*** Data section ***

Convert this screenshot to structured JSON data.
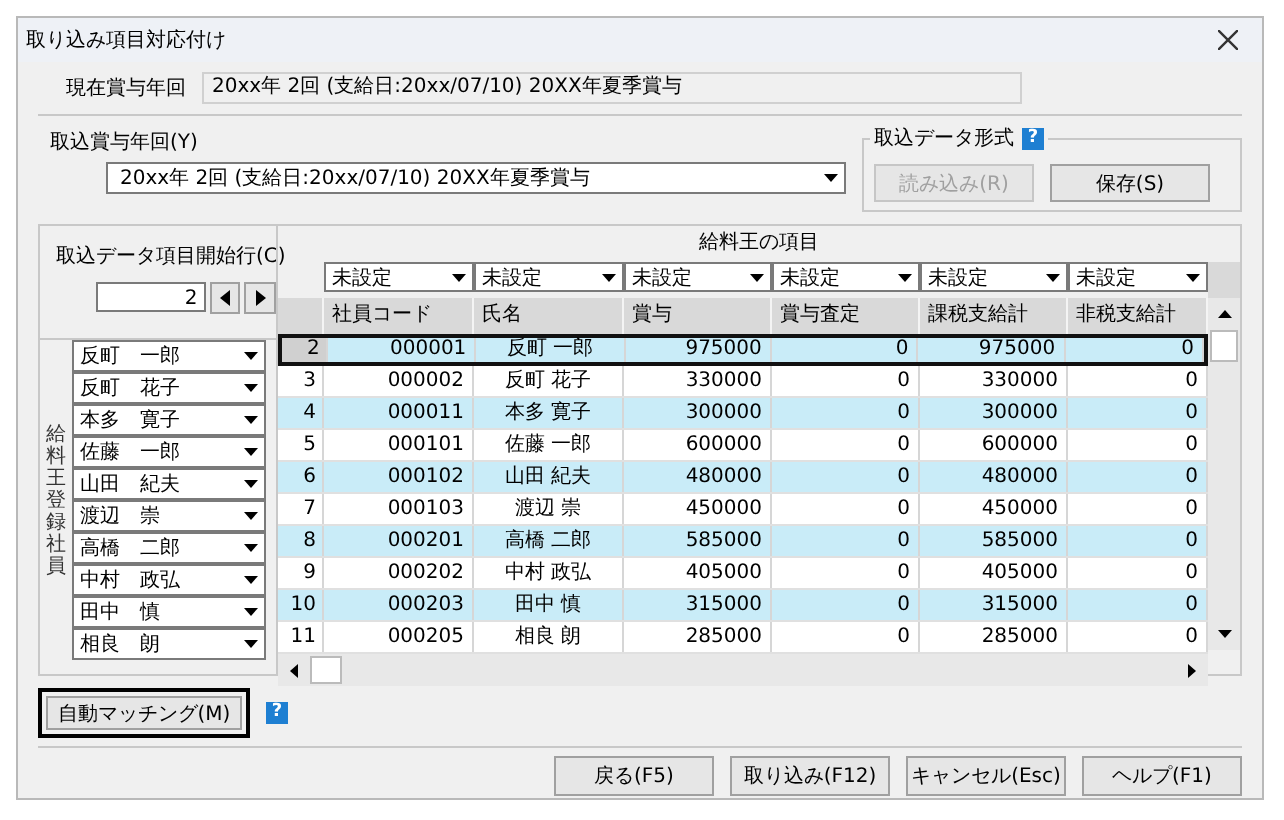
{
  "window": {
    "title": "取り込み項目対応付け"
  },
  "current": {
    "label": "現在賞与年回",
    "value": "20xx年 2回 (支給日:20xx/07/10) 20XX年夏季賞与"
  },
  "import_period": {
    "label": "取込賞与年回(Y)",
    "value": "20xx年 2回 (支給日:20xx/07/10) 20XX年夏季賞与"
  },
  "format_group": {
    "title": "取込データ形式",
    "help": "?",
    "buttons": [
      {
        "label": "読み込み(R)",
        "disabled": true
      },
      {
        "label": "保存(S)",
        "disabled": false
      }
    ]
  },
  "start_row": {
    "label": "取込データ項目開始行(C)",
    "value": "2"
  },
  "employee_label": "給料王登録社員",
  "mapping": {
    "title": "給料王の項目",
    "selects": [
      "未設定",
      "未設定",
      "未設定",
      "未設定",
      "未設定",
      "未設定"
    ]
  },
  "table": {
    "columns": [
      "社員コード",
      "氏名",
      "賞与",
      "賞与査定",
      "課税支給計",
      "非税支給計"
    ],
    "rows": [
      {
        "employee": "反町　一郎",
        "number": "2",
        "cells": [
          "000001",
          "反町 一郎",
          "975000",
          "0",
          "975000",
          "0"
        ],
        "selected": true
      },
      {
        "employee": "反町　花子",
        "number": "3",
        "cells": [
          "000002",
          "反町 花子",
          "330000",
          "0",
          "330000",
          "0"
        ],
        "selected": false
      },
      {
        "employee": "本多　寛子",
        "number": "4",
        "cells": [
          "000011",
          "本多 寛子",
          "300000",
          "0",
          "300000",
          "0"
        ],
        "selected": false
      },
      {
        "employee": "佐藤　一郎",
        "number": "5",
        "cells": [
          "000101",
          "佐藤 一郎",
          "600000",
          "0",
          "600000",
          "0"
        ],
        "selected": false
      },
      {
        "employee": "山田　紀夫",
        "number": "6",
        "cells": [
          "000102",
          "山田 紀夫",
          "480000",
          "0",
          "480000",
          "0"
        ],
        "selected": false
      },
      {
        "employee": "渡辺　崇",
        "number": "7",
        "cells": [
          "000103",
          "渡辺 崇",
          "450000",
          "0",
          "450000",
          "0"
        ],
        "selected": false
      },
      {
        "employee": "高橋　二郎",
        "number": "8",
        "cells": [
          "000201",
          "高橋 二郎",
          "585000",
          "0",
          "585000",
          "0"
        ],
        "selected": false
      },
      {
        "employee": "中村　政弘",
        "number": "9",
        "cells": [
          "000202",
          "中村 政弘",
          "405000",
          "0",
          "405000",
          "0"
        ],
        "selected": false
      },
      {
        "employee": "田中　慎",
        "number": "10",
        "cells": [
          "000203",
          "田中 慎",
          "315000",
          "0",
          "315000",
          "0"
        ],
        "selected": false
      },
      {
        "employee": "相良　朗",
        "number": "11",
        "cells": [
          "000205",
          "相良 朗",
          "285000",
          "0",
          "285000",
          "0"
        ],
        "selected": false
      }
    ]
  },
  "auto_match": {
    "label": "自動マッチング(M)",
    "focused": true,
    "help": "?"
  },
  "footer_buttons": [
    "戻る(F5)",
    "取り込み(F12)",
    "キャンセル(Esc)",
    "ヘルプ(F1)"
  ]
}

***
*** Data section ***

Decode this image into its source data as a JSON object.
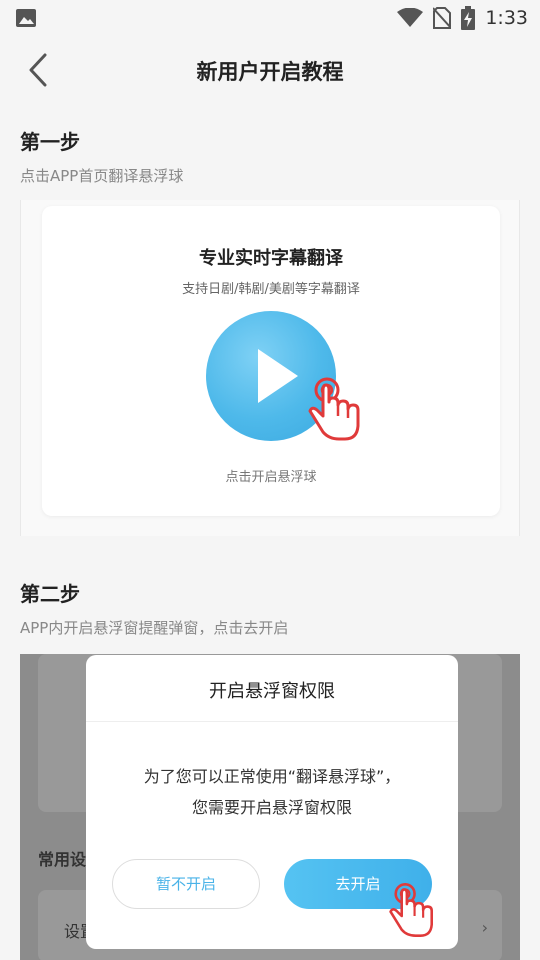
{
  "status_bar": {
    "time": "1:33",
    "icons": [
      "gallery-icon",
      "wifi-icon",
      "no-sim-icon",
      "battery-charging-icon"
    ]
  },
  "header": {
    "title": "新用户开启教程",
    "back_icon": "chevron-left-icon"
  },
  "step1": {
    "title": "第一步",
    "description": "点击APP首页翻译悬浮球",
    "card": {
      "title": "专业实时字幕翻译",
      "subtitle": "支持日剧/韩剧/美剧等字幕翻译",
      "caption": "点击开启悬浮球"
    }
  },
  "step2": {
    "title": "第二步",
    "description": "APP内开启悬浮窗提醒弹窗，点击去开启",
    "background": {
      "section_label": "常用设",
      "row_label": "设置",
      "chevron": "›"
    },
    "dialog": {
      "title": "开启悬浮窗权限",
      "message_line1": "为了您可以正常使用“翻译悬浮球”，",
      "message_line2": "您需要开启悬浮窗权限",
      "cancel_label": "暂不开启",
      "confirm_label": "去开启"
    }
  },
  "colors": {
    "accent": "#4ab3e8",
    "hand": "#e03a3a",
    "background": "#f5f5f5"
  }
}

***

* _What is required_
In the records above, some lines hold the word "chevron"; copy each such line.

* _Solved problem_
    "back_icon": "chevron-left-icon"
      "chevron": "›"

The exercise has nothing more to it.